REQUIRED ACTION
Check every line of the entries for "email", and copy the lines that hold it.

WORKING DATA
>>>
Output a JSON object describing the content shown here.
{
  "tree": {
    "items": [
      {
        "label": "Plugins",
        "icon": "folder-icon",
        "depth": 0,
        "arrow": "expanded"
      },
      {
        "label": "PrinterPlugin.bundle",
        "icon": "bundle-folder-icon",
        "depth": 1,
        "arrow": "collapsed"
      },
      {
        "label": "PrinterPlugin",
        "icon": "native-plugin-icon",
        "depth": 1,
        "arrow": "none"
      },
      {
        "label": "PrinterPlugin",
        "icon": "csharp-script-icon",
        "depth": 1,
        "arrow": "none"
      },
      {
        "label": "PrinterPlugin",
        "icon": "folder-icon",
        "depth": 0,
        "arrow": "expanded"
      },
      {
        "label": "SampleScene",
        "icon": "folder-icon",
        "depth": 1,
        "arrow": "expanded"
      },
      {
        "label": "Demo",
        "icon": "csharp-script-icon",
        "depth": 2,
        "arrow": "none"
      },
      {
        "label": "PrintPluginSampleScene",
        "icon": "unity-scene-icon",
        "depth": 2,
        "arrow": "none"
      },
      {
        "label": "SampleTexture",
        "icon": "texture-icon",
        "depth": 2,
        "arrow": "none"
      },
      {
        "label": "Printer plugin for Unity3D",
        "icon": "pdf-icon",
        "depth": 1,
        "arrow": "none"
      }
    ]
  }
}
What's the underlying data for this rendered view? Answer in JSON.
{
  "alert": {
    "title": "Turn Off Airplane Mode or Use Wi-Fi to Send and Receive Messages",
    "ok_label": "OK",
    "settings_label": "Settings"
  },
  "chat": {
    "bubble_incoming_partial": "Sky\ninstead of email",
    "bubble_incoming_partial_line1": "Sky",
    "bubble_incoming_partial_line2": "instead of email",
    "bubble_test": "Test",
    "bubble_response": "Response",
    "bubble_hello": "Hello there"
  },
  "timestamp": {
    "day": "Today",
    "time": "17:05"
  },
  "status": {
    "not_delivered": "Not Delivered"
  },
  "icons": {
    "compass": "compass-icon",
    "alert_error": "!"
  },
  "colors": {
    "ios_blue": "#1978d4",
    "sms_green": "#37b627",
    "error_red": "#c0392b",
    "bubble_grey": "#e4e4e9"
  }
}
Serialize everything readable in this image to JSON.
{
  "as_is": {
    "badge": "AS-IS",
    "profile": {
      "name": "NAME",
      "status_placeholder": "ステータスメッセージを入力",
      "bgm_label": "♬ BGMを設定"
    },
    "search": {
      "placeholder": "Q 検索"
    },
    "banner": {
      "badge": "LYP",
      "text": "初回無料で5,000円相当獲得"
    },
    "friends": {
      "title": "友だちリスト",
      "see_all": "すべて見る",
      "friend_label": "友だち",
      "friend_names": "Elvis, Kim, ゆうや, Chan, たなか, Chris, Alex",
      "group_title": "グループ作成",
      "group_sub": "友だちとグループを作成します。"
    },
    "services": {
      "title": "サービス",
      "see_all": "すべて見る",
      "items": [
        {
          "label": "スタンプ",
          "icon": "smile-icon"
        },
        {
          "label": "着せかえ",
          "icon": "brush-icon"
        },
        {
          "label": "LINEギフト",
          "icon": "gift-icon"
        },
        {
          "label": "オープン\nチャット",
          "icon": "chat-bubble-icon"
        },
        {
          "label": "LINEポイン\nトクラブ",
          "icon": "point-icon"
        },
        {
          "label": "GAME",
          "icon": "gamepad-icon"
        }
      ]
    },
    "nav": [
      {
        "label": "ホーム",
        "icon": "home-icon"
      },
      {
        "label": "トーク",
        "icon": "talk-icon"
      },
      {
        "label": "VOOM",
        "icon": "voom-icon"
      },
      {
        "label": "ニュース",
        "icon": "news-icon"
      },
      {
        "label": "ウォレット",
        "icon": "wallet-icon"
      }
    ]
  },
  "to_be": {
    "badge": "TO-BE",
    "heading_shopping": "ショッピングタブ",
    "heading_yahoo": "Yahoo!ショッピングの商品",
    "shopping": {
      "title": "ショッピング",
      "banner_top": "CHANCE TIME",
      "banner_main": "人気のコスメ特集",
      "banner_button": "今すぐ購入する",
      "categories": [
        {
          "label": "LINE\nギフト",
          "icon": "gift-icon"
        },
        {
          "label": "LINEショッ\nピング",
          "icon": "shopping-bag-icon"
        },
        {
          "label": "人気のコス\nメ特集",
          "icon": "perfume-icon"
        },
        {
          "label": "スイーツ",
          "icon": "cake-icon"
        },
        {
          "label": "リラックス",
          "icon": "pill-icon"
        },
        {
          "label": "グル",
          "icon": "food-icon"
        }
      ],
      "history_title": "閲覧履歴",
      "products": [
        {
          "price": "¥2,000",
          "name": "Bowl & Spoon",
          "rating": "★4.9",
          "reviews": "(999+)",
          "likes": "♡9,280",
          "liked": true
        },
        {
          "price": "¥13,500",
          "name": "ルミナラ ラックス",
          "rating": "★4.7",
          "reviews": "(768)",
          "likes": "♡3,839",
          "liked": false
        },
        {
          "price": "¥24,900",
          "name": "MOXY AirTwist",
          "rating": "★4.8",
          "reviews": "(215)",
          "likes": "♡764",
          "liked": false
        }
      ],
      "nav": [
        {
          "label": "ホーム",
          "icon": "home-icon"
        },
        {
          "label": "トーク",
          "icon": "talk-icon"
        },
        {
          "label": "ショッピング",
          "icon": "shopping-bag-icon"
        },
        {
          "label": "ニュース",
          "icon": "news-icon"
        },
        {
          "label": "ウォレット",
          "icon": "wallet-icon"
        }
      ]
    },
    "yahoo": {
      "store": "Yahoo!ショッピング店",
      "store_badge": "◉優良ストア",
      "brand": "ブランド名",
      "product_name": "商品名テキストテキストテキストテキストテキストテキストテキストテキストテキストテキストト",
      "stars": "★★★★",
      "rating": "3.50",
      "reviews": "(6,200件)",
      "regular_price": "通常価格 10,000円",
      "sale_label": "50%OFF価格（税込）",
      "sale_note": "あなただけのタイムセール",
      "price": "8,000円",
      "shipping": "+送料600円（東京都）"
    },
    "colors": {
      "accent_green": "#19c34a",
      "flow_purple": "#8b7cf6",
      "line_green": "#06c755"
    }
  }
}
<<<
RESULT
    "bubble_incoming_partial": "Sky\ninstead of email",
    "bubble_incoming_partial_line2": "instead of email",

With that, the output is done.